‘They’re all the bloody same,’ said one voter, ‘nobody knows what Evil stands for any more.’ ‘I used to vote Good, but they’ve lost their way,’ said another, who refused to give his name for fear of recriminations.
The shift to the centre ground by both parties has been taking place for some time. After Evil’s catastrophic performance at the polls, in the post apocalypse years, it entered a period of introspection. Its fortunes were only turned around when a branding consultant was appointed.
In the meantime, the lack of opposition for the Good party took its toll, as complacency set in. Good’s leaders were accused of taking their eye off the ball and losing touch with supporters. The corrupting effect of ten years of absolute power finally began to become nakedly obvious, when a series of scandals rocked the Good administration. As Evil regrouped, many disillusioned Good voters defected to the opposition, now led by the charismatic Beelzebub.
After a disastrous election, in which Evil won a landslide victory, it was the Good party’s turn to lick its wounds and regroup. Its rebranding exercise was to prove unpopular with many traditional Good voters, who liked being nice to people and didn’t like naked aggression. But the appointment of Alistair Campbell as the Good Party’s communications director changed all that, and when Good got back into power, it promptly declared war on innocence.
Some voters are now questioning whether the Good Party is good at all. Meanwhile the Evil party has shifted ground, but it is finding it hard to shake off its horrible legacy. ‘It’s no wonder the voters are confused’ said the BBC’s Nick Robinson.

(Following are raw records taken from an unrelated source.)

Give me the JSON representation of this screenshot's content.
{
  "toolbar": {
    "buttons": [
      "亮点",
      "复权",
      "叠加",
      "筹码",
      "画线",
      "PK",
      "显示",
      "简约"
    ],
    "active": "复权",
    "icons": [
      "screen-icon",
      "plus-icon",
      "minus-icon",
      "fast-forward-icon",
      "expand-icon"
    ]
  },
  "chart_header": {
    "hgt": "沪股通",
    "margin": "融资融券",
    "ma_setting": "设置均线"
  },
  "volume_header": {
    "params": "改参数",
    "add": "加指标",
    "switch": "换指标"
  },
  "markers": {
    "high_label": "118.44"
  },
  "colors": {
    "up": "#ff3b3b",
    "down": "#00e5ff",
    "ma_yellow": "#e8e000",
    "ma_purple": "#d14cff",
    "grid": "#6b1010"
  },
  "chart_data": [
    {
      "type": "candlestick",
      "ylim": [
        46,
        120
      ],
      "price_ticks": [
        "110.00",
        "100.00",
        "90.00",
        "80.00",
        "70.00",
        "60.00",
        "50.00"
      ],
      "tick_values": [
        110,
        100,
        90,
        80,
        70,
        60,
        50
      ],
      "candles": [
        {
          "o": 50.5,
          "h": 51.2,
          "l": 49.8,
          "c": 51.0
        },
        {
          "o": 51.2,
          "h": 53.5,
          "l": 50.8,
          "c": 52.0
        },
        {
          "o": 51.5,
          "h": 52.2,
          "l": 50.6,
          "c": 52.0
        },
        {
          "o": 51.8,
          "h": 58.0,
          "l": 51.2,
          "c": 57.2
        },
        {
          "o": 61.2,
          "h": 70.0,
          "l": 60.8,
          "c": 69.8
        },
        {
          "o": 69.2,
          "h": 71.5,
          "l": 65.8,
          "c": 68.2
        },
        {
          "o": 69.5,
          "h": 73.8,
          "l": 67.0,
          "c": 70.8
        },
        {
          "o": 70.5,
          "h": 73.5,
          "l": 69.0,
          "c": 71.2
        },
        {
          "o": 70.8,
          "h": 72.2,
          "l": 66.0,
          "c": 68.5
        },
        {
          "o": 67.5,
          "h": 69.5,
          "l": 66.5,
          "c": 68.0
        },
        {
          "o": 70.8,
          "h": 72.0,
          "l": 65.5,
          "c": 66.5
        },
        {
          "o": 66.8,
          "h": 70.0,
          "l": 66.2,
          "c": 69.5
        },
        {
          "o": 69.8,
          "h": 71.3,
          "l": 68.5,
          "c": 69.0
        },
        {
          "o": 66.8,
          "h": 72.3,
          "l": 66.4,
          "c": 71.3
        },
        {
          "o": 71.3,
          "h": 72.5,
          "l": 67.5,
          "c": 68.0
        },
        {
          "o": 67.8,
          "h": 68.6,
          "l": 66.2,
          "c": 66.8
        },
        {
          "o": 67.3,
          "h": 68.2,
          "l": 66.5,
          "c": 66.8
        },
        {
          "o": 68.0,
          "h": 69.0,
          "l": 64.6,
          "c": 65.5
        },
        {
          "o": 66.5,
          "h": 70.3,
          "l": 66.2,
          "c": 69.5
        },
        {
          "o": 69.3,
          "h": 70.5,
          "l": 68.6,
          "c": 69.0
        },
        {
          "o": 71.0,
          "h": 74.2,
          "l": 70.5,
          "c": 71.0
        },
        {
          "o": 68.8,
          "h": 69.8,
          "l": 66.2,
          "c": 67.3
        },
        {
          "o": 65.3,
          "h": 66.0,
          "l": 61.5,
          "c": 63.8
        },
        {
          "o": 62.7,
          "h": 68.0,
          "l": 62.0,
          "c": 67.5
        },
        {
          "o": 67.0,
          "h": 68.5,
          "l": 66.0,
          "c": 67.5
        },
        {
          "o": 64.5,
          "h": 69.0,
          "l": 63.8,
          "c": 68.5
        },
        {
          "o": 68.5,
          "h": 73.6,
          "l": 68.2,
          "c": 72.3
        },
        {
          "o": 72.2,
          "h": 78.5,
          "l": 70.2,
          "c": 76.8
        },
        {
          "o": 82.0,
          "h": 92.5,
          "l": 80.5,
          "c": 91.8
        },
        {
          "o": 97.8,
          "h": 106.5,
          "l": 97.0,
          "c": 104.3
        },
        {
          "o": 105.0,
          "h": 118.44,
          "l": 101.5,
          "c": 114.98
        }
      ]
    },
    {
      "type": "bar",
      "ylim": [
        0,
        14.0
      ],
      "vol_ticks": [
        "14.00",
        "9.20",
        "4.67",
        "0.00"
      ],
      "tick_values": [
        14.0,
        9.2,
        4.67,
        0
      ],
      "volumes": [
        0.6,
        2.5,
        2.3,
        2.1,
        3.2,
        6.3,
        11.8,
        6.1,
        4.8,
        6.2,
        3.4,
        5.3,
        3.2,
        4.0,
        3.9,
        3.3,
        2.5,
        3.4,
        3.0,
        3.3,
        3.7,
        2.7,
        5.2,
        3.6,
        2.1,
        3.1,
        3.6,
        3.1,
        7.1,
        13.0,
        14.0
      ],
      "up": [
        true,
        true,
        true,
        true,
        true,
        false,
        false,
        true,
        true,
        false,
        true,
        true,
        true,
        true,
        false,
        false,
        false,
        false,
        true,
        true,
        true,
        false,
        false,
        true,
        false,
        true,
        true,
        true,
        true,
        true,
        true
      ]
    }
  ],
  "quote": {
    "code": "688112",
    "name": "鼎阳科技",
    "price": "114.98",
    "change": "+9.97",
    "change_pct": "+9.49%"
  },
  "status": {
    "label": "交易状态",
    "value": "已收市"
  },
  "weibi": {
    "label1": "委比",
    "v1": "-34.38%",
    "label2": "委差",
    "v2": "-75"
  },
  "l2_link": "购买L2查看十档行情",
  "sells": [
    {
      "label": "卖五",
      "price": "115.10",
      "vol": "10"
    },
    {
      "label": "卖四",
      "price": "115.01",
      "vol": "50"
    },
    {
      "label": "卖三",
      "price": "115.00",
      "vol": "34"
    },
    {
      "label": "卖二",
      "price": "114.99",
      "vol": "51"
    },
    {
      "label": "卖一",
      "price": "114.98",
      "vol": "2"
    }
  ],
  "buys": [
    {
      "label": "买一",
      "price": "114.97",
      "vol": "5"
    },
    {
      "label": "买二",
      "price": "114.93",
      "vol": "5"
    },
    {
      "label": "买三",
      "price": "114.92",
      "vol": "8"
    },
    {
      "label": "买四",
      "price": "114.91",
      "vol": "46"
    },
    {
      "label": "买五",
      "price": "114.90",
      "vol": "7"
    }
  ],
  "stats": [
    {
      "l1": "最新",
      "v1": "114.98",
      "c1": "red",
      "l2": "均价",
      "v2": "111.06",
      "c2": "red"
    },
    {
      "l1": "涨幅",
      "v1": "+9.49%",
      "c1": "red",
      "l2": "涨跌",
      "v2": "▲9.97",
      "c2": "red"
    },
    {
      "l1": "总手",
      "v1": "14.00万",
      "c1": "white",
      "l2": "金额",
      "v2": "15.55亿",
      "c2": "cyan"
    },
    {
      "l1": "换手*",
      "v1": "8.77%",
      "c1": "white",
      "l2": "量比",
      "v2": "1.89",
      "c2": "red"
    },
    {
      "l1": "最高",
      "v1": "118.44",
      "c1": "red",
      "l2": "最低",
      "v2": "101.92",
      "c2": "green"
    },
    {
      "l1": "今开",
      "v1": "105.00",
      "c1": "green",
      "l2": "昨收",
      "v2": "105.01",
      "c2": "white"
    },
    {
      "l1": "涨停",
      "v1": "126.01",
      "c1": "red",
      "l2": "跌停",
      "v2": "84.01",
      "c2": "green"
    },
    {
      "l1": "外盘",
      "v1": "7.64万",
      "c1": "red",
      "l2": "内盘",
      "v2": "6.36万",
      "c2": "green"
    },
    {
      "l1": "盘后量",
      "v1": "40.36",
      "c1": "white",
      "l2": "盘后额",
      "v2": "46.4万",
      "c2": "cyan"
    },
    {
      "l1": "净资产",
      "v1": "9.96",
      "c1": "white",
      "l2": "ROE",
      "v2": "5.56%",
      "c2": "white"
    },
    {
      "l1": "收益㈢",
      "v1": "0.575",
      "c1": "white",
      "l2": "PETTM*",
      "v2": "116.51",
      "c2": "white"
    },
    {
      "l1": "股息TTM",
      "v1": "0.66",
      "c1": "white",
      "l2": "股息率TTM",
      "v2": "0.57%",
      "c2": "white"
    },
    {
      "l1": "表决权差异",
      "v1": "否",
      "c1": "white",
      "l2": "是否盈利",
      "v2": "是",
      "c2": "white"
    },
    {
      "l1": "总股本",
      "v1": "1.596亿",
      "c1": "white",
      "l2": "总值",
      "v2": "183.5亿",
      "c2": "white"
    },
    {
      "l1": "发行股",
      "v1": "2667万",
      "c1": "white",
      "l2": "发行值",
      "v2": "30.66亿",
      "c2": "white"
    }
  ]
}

‘At least you know where you are with Evil though’ he concluded. ‘And they make the trains run on time.’